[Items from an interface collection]
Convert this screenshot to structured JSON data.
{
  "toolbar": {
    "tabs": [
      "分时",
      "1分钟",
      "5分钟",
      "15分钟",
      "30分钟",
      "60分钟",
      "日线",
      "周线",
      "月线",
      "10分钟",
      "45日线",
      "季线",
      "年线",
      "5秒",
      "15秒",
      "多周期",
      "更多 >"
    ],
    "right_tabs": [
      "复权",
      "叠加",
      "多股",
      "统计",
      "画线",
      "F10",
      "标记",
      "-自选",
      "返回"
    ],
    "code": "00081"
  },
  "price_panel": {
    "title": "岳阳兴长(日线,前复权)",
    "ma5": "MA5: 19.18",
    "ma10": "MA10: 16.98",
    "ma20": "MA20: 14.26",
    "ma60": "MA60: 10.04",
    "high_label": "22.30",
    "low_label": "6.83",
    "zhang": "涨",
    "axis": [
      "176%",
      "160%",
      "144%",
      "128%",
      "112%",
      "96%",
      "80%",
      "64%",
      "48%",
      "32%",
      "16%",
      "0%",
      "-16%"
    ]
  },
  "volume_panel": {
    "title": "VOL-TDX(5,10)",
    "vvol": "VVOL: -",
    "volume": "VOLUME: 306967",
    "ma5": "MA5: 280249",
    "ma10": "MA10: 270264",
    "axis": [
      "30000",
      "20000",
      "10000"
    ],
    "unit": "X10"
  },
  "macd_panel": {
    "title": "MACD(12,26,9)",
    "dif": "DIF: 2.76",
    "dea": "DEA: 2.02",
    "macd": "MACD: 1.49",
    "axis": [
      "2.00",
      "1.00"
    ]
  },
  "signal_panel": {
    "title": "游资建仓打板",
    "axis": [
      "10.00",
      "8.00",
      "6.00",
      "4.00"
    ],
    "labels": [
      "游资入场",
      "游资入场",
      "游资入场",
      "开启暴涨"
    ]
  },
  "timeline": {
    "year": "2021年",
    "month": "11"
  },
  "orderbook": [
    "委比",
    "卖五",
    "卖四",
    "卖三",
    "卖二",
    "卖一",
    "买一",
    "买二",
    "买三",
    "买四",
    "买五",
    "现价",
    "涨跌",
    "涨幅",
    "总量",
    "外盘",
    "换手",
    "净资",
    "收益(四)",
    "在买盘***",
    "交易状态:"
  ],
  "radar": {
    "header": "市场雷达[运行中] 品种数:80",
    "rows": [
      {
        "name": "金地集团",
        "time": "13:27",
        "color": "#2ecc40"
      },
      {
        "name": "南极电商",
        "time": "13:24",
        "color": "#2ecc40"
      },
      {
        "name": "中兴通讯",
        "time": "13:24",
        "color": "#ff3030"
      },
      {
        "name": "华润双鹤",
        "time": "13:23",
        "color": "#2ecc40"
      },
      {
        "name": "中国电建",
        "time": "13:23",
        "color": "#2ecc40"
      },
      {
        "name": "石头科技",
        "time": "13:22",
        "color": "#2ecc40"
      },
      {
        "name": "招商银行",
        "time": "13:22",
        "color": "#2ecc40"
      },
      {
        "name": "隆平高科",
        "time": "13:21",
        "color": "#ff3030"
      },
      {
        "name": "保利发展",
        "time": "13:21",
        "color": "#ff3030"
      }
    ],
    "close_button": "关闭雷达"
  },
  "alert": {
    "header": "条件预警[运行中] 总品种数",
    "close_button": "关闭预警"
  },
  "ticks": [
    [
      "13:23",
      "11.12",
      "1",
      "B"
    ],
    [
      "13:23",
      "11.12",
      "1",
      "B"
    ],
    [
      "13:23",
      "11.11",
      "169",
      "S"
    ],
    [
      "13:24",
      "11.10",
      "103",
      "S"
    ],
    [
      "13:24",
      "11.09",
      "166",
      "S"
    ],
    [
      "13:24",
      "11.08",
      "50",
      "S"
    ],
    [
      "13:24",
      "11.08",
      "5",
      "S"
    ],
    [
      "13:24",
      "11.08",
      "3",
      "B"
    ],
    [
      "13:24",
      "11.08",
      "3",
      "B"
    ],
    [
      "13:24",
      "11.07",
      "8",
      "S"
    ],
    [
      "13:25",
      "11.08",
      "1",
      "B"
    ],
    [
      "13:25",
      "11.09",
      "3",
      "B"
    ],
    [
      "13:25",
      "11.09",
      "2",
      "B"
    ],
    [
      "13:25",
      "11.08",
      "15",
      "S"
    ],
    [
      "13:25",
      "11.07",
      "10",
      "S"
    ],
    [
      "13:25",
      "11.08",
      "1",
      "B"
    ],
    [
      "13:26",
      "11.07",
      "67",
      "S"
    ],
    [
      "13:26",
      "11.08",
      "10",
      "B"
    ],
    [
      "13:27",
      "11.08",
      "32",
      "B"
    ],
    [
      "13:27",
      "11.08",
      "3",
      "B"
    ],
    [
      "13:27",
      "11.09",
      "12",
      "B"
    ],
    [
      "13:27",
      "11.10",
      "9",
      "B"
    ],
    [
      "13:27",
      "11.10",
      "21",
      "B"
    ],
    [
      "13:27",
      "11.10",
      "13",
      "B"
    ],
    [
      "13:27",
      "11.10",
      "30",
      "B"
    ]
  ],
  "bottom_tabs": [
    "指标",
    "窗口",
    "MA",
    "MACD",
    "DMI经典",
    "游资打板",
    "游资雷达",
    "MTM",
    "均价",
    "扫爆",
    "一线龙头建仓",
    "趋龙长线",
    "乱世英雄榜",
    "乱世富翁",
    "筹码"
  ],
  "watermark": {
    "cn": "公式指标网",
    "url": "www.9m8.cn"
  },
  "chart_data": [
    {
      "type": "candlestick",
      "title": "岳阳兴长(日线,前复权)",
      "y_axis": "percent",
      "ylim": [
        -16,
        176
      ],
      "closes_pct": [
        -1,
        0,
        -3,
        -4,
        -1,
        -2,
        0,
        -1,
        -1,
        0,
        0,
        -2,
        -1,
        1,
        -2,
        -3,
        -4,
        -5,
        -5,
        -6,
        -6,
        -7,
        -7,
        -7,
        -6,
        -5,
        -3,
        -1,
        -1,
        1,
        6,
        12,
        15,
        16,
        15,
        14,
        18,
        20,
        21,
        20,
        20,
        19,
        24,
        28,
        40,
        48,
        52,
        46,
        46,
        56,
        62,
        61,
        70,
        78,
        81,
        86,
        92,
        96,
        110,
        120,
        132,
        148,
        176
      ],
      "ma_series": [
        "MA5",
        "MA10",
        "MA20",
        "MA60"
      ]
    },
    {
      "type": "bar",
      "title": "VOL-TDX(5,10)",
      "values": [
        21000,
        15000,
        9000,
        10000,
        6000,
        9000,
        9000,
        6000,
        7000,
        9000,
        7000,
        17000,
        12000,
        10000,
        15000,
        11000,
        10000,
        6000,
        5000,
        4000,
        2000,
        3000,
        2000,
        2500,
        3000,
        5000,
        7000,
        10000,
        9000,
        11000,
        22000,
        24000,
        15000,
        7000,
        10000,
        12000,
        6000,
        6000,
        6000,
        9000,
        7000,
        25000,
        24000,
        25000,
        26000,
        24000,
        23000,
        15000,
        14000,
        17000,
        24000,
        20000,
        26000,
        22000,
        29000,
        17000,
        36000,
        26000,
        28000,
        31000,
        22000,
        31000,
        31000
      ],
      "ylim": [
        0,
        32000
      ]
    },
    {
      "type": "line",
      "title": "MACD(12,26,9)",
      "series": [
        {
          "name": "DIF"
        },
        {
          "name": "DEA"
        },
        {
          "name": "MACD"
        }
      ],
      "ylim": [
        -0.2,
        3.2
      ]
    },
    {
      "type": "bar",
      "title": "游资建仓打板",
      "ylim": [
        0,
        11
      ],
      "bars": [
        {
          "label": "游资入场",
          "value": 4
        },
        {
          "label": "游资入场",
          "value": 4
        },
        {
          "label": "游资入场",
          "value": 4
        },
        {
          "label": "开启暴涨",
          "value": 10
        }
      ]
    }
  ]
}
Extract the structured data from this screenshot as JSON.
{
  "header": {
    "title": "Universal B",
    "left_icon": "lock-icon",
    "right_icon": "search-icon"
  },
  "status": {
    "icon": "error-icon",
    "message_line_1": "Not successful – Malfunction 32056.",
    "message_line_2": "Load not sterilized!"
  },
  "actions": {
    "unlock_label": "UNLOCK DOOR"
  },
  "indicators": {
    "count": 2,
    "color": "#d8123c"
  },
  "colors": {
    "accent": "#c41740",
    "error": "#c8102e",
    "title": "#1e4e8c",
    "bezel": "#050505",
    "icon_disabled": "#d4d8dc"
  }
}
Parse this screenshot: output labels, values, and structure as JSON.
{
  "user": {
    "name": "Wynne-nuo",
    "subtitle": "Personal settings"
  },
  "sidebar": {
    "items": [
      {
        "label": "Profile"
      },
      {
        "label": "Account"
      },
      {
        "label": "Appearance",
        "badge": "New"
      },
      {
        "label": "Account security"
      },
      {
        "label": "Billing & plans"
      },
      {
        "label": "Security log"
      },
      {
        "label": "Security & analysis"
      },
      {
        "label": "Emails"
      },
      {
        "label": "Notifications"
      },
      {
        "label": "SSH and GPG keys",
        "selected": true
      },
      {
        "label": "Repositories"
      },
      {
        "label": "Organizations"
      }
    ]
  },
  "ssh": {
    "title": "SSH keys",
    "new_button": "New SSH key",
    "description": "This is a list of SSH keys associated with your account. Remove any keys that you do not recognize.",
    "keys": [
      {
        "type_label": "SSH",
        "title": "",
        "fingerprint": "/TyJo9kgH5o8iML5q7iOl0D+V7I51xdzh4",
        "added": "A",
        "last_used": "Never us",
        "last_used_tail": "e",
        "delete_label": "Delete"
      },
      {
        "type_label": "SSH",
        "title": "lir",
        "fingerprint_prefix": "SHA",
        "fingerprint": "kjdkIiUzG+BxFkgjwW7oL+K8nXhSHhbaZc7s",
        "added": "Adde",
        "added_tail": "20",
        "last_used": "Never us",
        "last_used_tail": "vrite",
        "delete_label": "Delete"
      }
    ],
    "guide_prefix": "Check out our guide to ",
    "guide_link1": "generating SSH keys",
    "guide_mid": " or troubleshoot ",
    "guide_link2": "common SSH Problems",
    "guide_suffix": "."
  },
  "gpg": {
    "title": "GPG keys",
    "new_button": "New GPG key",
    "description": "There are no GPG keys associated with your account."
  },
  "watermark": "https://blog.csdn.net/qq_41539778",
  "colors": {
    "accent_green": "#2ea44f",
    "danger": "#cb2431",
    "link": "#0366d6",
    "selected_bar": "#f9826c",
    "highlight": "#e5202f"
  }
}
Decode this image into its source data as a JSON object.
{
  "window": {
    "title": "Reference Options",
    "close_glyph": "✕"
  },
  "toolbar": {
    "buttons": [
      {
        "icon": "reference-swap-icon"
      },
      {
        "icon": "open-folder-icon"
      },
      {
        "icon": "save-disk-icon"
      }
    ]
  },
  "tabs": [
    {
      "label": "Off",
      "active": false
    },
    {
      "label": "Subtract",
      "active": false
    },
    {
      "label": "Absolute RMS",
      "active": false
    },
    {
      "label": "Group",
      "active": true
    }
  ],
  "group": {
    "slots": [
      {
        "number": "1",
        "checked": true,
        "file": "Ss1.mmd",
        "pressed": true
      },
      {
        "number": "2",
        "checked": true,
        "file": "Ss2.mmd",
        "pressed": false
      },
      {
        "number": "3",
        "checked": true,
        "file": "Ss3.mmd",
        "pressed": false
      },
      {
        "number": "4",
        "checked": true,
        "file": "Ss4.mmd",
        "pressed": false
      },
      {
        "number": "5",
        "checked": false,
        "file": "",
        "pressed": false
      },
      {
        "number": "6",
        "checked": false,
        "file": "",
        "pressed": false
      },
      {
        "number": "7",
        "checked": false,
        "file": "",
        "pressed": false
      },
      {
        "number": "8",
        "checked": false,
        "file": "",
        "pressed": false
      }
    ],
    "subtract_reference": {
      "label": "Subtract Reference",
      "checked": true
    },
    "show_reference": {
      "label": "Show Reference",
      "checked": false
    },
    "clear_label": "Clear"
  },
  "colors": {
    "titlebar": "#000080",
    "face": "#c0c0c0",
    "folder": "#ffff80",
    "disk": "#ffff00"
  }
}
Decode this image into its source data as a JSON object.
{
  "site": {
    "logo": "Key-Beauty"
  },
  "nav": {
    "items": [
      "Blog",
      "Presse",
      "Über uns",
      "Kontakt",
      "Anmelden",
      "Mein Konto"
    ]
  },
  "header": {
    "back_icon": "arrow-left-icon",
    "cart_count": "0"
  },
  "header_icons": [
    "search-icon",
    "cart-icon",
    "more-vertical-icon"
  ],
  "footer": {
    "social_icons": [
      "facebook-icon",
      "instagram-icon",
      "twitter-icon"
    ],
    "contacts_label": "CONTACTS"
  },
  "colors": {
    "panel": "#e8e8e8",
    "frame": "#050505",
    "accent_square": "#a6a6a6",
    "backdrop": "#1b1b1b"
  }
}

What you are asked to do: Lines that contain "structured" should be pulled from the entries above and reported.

Solution for this problem:
Convert this screenshot to structured JSON data.
Extract the structured data from this screenshot as JSON.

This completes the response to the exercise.